The Search – an Open Speech
Cries of distress and moans of pain filled the air. I looked around at the almost surreal setting, stunned by the confusion around me. The entire area was still reeling from the shock of the bomb blast just minutes ago. I knew I was coming to a war-torn country, but even that knowledge could not prepare me for the horror of the real thing. I could not imagine what I was going to suffer in the days ahead in my search for the child prodigy.
My company had sent me here to locate a child who had demonstrated signs of musical competency during a competition created to select a representative for the country at an international competition. Unfortunately, before the boy could unveil his talent to the world, rebels in his country had overrun the government and seized control. The upheaval in the days that followed had also seemed to swallow up any signs of the boy. My company directors were ardent admirers of musical talent, especially when such discoveries would bring in lots of publicity for their recording company. Hence, I was despatched with much unceremonious haste to the country to bring the boy back. This was despite the reports of civil unrest in the region.
I resolved to locate the boy quickly before I became merely a statistic on the casualty list. I pushed my way past the dazed crowd in the area, trying to get to the next street where I had been told the boy was last seen. When I reached there, the same scene of devastation greeted my eyes. I was demoralized. What if the boy had been killed in the blast? Quickly, I rushed to the fourth house down the street, trying to keep my flagging spirits up despite the sight of the burning house. The heat was so great that I could not get into the house at all. All I could do was stand outside calling out the boy’s name, hoping against hope that he would answer my call. But it was futile. No longed-for voice answered my desperate calls.
Finally, I decided to make my way back to the hotel, or rather, what was left of it. As I neared it, I suddenly became aware of footsteps behind me. Fear prickled along my back as I quickened my footsteps, hoping to outpace the pursuer. But try as I might, the footsteps remained steady behind me. At last, my stamina fell flat, and I whirled around to confront my pursuer. To my surprise, it was a bedraggled little boy. Hope soared in my heart as I realized that, underneath all that soot, was the face of the prodigy I was seeking! My search was over! Almost delirious, I picked him up and asked if he was Nikolai Nostri. He nodded grimly, a lifetime of fear and agony imprinted on his every feature. He was clearly tired and frightened, fanning the embers of pity in me. I led him back to the hotel, holding his tiny hand tightly.
Luckily, the hotel was not greatly affected by the blast and could still function. I telephoned my company to tell them the good news. After dinner, I brought Nikolai to the grand piano proudly displayed in the hotel lobby. Nikolai was a genius who could allegedly coax heavenly music out of the most cantankerous instrument. And he had absolutely no formal training!
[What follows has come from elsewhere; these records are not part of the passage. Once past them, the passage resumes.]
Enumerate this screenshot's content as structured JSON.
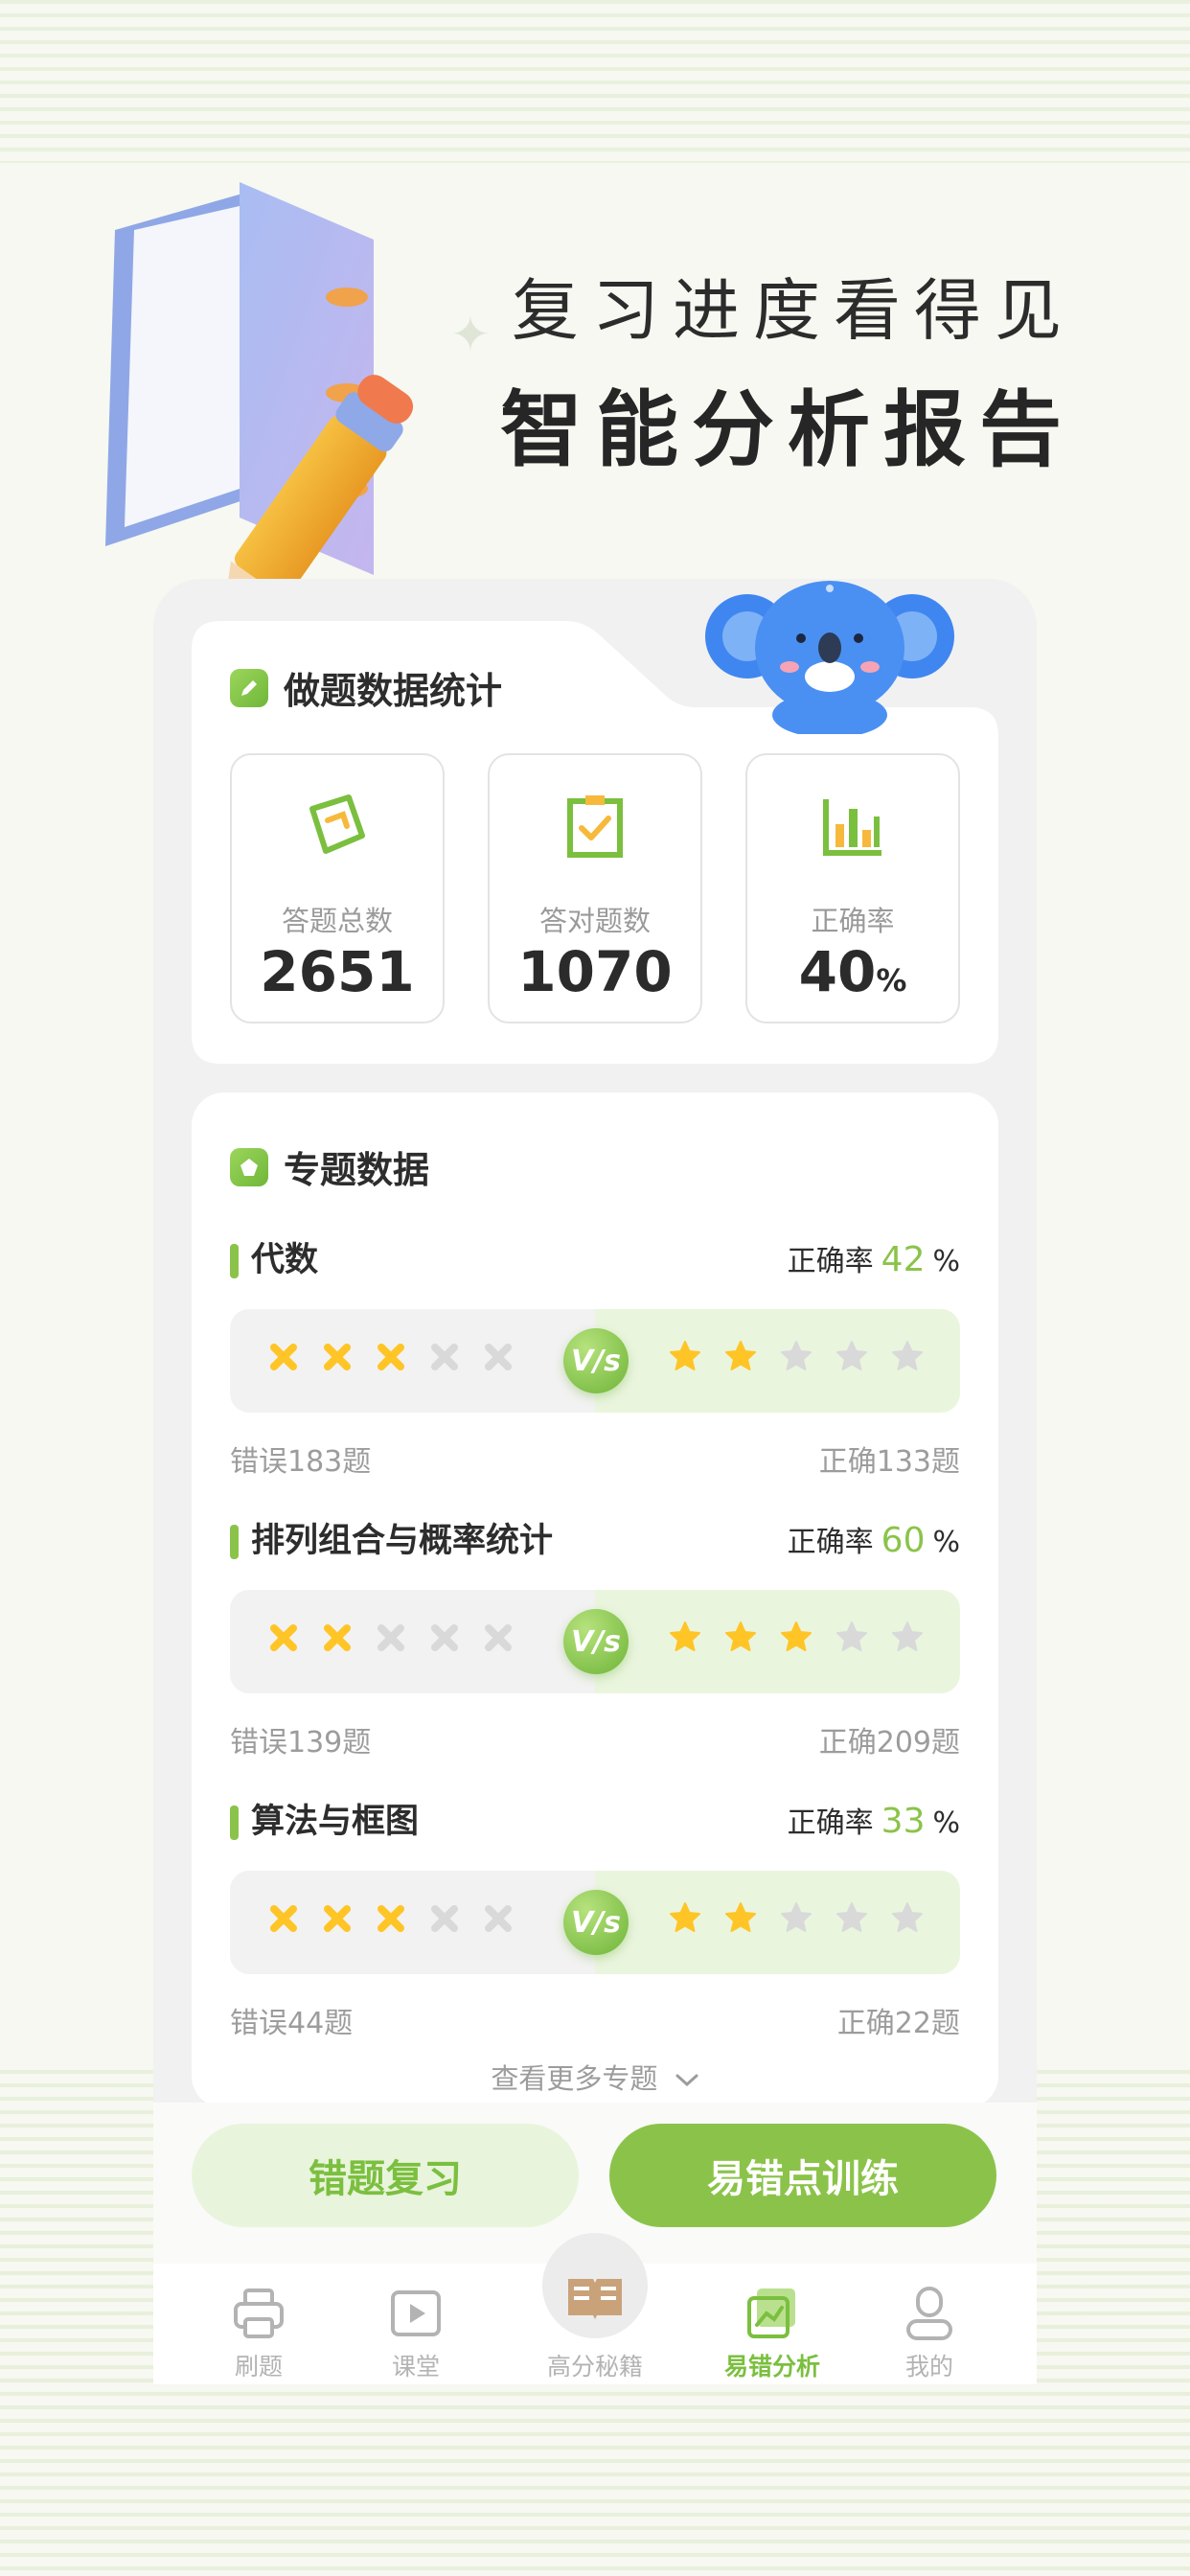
{
  "hero": {
    "subtitle": "复习进度看得见",
    "title": "智能分析报告"
  },
  "stats": {
    "title": "做题数据统计",
    "items": [
      {
        "label": "答题总数",
        "value": "2651",
        "icon": "answer-sheet-icon"
      },
      {
        "label": "答对题数",
        "value": "1070",
        "icon": "clipboard-check-icon"
      },
      {
        "label": "正确率",
        "value": "40",
        "unit": "%",
        "icon": "bar-chart-icon"
      }
    ]
  },
  "topics": {
    "title": "专题数据",
    "rate_label": "正确率",
    "percent_sign": "%",
    "vs_label": "V/s",
    "items": [
      {
        "name": "代数",
        "rate": "42",
        "wrong": "错误183题",
        "right": "正确133题",
        "wrong_marks": 3,
        "right_stars": 2
      },
      {
        "name": "排列组合与概率统计",
        "rate": "60",
        "wrong": "错误139题",
        "right": "正确209题",
        "wrong_marks": 2,
        "right_stars": 3
      },
      {
        "name": "算法与框图",
        "rate": "33",
        "wrong": "错误44题",
        "right": "正确22题",
        "wrong_marks": 3,
        "right_stars": 2
      }
    ],
    "more": "查看更多专题"
  },
  "actions": {
    "review": "错题复习",
    "train": "易错点训练"
  },
  "tabbar": {
    "items": [
      {
        "label": "刷题",
        "icon": "printer-icon"
      },
      {
        "label": "课堂",
        "icon": "play-video-icon"
      },
      {
        "label": "高分秘籍",
        "icon": "open-book-icon"
      },
      {
        "label": "易错分析",
        "icon": "trend-chart-icon",
        "active": true
      },
      {
        "label": "我的",
        "icon": "person-icon"
      }
    ]
  },
  "colors": {
    "accent": "#8bc34a",
    "accent_light": "#e9f4dc",
    "mark_yellow": "#ffc526",
    "mark_grey": "#d9d9d9"
  }
}
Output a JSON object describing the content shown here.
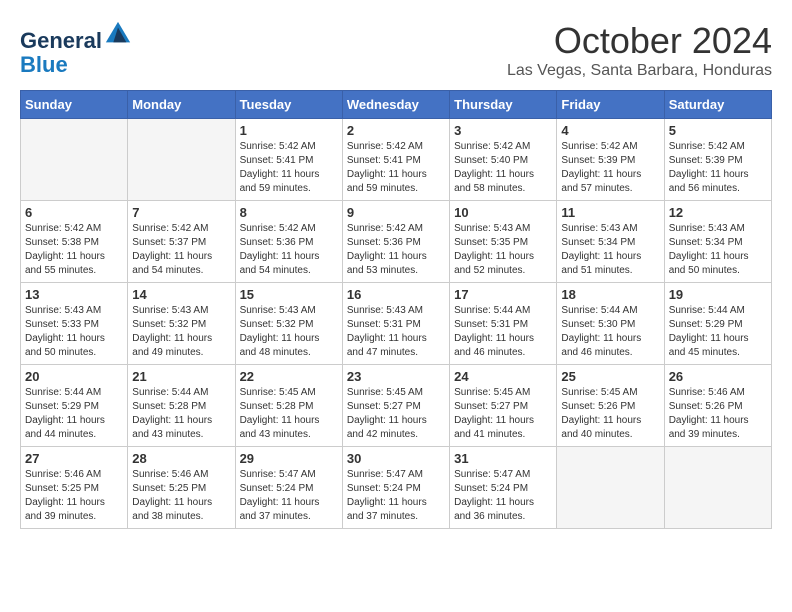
{
  "header": {
    "logo_line1": "General",
    "logo_line2": "Blue",
    "month": "October 2024",
    "location": "Las Vegas, Santa Barbara, Honduras"
  },
  "weekdays": [
    "Sunday",
    "Monday",
    "Tuesday",
    "Wednesday",
    "Thursday",
    "Friday",
    "Saturday"
  ],
  "weeks": [
    [
      {
        "day": "",
        "empty": true
      },
      {
        "day": "",
        "empty": true
      },
      {
        "day": "1",
        "sunrise": "Sunrise: 5:42 AM",
        "sunset": "Sunset: 5:41 PM",
        "daylight": "Daylight: 11 hours and 59 minutes."
      },
      {
        "day": "2",
        "sunrise": "Sunrise: 5:42 AM",
        "sunset": "Sunset: 5:41 PM",
        "daylight": "Daylight: 11 hours and 59 minutes."
      },
      {
        "day": "3",
        "sunrise": "Sunrise: 5:42 AM",
        "sunset": "Sunset: 5:40 PM",
        "daylight": "Daylight: 11 hours and 58 minutes."
      },
      {
        "day": "4",
        "sunrise": "Sunrise: 5:42 AM",
        "sunset": "Sunset: 5:39 PM",
        "daylight": "Daylight: 11 hours and 57 minutes."
      },
      {
        "day": "5",
        "sunrise": "Sunrise: 5:42 AM",
        "sunset": "Sunset: 5:39 PM",
        "daylight": "Daylight: 11 hours and 56 minutes."
      }
    ],
    [
      {
        "day": "6",
        "sunrise": "Sunrise: 5:42 AM",
        "sunset": "Sunset: 5:38 PM",
        "daylight": "Daylight: 11 hours and 55 minutes."
      },
      {
        "day": "7",
        "sunrise": "Sunrise: 5:42 AM",
        "sunset": "Sunset: 5:37 PM",
        "daylight": "Daylight: 11 hours and 54 minutes."
      },
      {
        "day": "8",
        "sunrise": "Sunrise: 5:42 AM",
        "sunset": "Sunset: 5:36 PM",
        "daylight": "Daylight: 11 hours and 54 minutes."
      },
      {
        "day": "9",
        "sunrise": "Sunrise: 5:42 AM",
        "sunset": "Sunset: 5:36 PM",
        "daylight": "Daylight: 11 hours and 53 minutes."
      },
      {
        "day": "10",
        "sunrise": "Sunrise: 5:43 AM",
        "sunset": "Sunset: 5:35 PM",
        "daylight": "Daylight: 11 hours and 52 minutes."
      },
      {
        "day": "11",
        "sunrise": "Sunrise: 5:43 AM",
        "sunset": "Sunset: 5:34 PM",
        "daylight": "Daylight: 11 hours and 51 minutes."
      },
      {
        "day": "12",
        "sunrise": "Sunrise: 5:43 AM",
        "sunset": "Sunset: 5:34 PM",
        "daylight": "Daylight: 11 hours and 50 minutes."
      }
    ],
    [
      {
        "day": "13",
        "sunrise": "Sunrise: 5:43 AM",
        "sunset": "Sunset: 5:33 PM",
        "daylight": "Daylight: 11 hours and 50 minutes."
      },
      {
        "day": "14",
        "sunrise": "Sunrise: 5:43 AM",
        "sunset": "Sunset: 5:32 PM",
        "daylight": "Daylight: 11 hours and 49 minutes."
      },
      {
        "day": "15",
        "sunrise": "Sunrise: 5:43 AM",
        "sunset": "Sunset: 5:32 PM",
        "daylight": "Daylight: 11 hours and 48 minutes."
      },
      {
        "day": "16",
        "sunrise": "Sunrise: 5:43 AM",
        "sunset": "Sunset: 5:31 PM",
        "daylight": "Daylight: 11 hours and 47 minutes."
      },
      {
        "day": "17",
        "sunrise": "Sunrise: 5:44 AM",
        "sunset": "Sunset: 5:31 PM",
        "daylight": "Daylight: 11 hours and 46 minutes."
      },
      {
        "day": "18",
        "sunrise": "Sunrise: 5:44 AM",
        "sunset": "Sunset: 5:30 PM",
        "daylight": "Daylight: 11 hours and 46 minutes."
      },
      {
        "day": "19",
        "sunrise": "Sunrise: 5:44 AM",
        "sunset": "Sunset: 5:29 PM",
        "daylight": "Daylight: 11 hours and 45 minutes."
      }
    ],
    [
      {
        "day": "20",
        "sunrise": "Sunrise: 5:44 AM",
        "sunset": "Sunset: 5:29 PM",
        "daylight": "Daylight: 11 hours and 44 minutes."
      },
      {
        "day": "21",
        "sunrise": "Sunrise: 5:44 AM",
        "sunset": "Sunset: 5:28 PM",
        "daylight": "Daylight: 11 hours and 43 minutes."
      },
      {
        "day": "22",
        "sunrise": "Sunrise: 5:45 AM",
        "sunset": "Sunset: 5:28 PM",
        "daylight": "Daylight: 11 hours and 43 minutes."
      },
      {
        "day": "23",
        "sunrise": "Sunrise: 5:45 AM",
        "sunset": "Sunset: 5:27 PM",
        "daylight": "Daylight: 11 hours and 42 minutes."
      },
      {
        "day": "24",
        "sunrise": "Sunrise: 5:45 AM",
        "sunset": "Sunset: 5:27 PM",
        "daylight": "Daylight: 11 hours and 41 minutes."
      },
      {
        "day": "25",
        "sunrise": "Sunrise: 5:45 AM",
        "sunset": "Sunset: 5:26 PM",
        "daylight": "Daylight: 11 hours and 40 minutes."
      },
      {
        "day": "26",
        "sunrise": "Sunrise: 5:46 AM",
        "sunset": "Sunset: 5:26 PM",
        "daylight": "Daylight: 11 hours and 39 minutes."
      }
    ],
    [
      {
        "day": "27",
        "sunrise": "Sunrise: 5:46 AM",
        "sunset": "Sunset: 5:25 PM",
        "daylight": "Daylight: 11 hours and 39 minutes."
      },
      {
        "day": "28",
        "sunrise": "Sunrise: 5:46 AM",
        "sunset": "Sunset: 5:25 PM",
        "daylight": "Daylight: 11 hours and 38 minutes."
      },
      {
        "day": "29",
        "sunrise": "Sunrise: 5:47 AM",
        "sunset": "Sunset: 5:24 PM",
        "daylight": "Daylight: 11 hours and 37 minutes."
      },
      {
        "day": "30",
        "sunrise": "Sunrise: 5:47 AM",
        "sunset": "Sunset: 5:24 PM",
        "daylight": "Daylight: 11 hours and 37 minutes."
      },
      {
        "day": "31",
        "sunrise": "Sunrise: 5:47 AM",
        "sunset": "Sunset: 5:24 PM",
        "daylight": "Daylight: 11 hours and 36 minutes."
      },
      {
        "day": "",
        "empty": true
      },
      {
        "day": "",
        "empty": true
      }
    ]
  ]
}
I told him my wish to hear him play and seated him gently before the piano. He reached out tentatively to touch the keys, and after a long while, he began to play. The resulting music that filled the room quietened everyone.
Suddenly, the music stopped and Nikolai’s head slumped loudly onto the keys. I rushed to him. Mutely questioning, I wiped the tears from his eyes. In a quavering voice, Nikolai answered my unspoken question, “I’m no good. If I were, all this wouldn’t have happened. Papa would not have died. It’s all because I am not good enough. It’s a punishment for me daring to try!” The awful words hit me like a pail of ice-cold water thrown at me. I had never met anyone with so much talent, and yet so little confidence. How was he to face the demands of the company directors who would insist he produces music, whether he liked it or not. The joy of the evening suddenly turned to ashes for me.